The burgeoning Humanistic Jewish group here in Indy is having a Sukkah-less Sukkot celebration this coming Sunday, October 4, 2015 at 2 p.m. We’ll meet at the parking lot in front of the Nature Center at Holliday Park on Spring Mill Road and have a celebration complete with the lulav and etrog and some seasonal fruit to snack on. It’s free to attend–just come on out!

RSVP not necessary, but you can let us know you plan to attend on either Facebook or Meetup.com.

A Community Al Chet

It’s Yom Kippur!

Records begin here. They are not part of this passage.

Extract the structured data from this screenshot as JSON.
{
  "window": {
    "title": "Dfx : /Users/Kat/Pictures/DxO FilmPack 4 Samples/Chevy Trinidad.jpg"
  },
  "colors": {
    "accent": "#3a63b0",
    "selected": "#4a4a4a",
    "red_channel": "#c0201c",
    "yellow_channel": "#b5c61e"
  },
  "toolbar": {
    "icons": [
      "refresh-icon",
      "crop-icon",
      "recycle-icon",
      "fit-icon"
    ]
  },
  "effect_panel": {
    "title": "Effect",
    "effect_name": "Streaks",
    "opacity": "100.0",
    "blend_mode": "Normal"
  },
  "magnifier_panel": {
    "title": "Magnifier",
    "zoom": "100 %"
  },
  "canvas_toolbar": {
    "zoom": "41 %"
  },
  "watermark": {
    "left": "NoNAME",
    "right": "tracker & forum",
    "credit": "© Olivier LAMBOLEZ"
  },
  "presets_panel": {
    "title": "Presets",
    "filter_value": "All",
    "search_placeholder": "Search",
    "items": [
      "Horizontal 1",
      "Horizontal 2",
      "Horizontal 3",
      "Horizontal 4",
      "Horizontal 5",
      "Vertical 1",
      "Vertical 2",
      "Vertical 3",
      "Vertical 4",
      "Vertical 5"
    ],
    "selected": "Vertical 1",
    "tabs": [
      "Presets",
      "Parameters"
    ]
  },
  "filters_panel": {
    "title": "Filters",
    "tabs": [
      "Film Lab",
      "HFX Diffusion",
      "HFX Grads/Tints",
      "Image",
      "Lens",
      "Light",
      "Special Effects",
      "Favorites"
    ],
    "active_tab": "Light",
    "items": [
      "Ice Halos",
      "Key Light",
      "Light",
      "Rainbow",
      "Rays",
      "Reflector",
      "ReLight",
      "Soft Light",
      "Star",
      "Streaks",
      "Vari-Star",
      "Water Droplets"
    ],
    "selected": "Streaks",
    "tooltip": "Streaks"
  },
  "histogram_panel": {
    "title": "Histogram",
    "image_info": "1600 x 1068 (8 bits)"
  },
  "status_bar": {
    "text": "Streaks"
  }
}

Who’s excited?

Okay, probably not a huge number of us. In any event, I’m back from leading services and giving a talk in Tucson for the Secular Humanist Jewish Circle there, and I wanted to take a quick moment to share a short, humanistic Al Chet I composed for the Rosh Hashanah service in Indianapolis. (Plain-text lines are for the leader of that reading; Italicized lines are read responsively by the rest of the group.)

Let this be our confession. Continue reading

Photo of a shofar--ram's horn used as a trumpet--Rosh Hashanah liturgy, and a box with pencils and slips of paper.

Rosh Hashanah Success, Some Narrative Criticism, and Bits and Bobs

Rosh Hashanah Success

Photo of a shofar--ram's horn used as a trumpet--Rosh Hashanah liturgy, and a box with pencils and slips of paper.

The Script, the Shofar, and the Tiny Tashlikh Kit

This past Tuesday evening, I led a first-ever Humanistic Rosh Hashanah service in Indianapolis. Taking my family out of the mix, we had 21 people come (26 when you include my household and my sister’s household). We had a short service, lots of challah, apples and honey, and Mrs. Humanistic Jew’s apple raisin honey cake. (We’ve got more planned–Sukkot is coming up, and we’ll be doing a “Sukkah-less Sukkot” on October 4 at Holliday Park in Indianapolis; more details will follow, so stay tuned.)

Some Narrative Criticism

The Forward has a column, “Sarah and Hagar’s ‘Bad Blood’ is Feminism Gone Awry.” The writer notes that it’s a little odd that we have the story of Sarah’s demand that Abraham expel Hagar from the camp as one of the Torah portions for Rosh Hashanah, and, identifying with Hagar in some ways, connects the story to some of the experiences and processing she has undergone in adjusting to the world of Jewish feminists.

I’m hesitant to connect personally to biblical characters in quite this way. I don’t think the appearance of the Sarah and Hagar unit in the Rosh Hashanah Torah readings is terribly difficult to explain from a different feminist lens: the rabbis weren’t thinking about women when they fixed the Torah portions. The rabbis were probably thinking of the thing as a kind of unit: they’re focused on covenant, fulfillment of promises, atonement, and the high stakes associated with Isaac. I suspect they were not especially concerned about Sarah and Hagar per se. Continue reading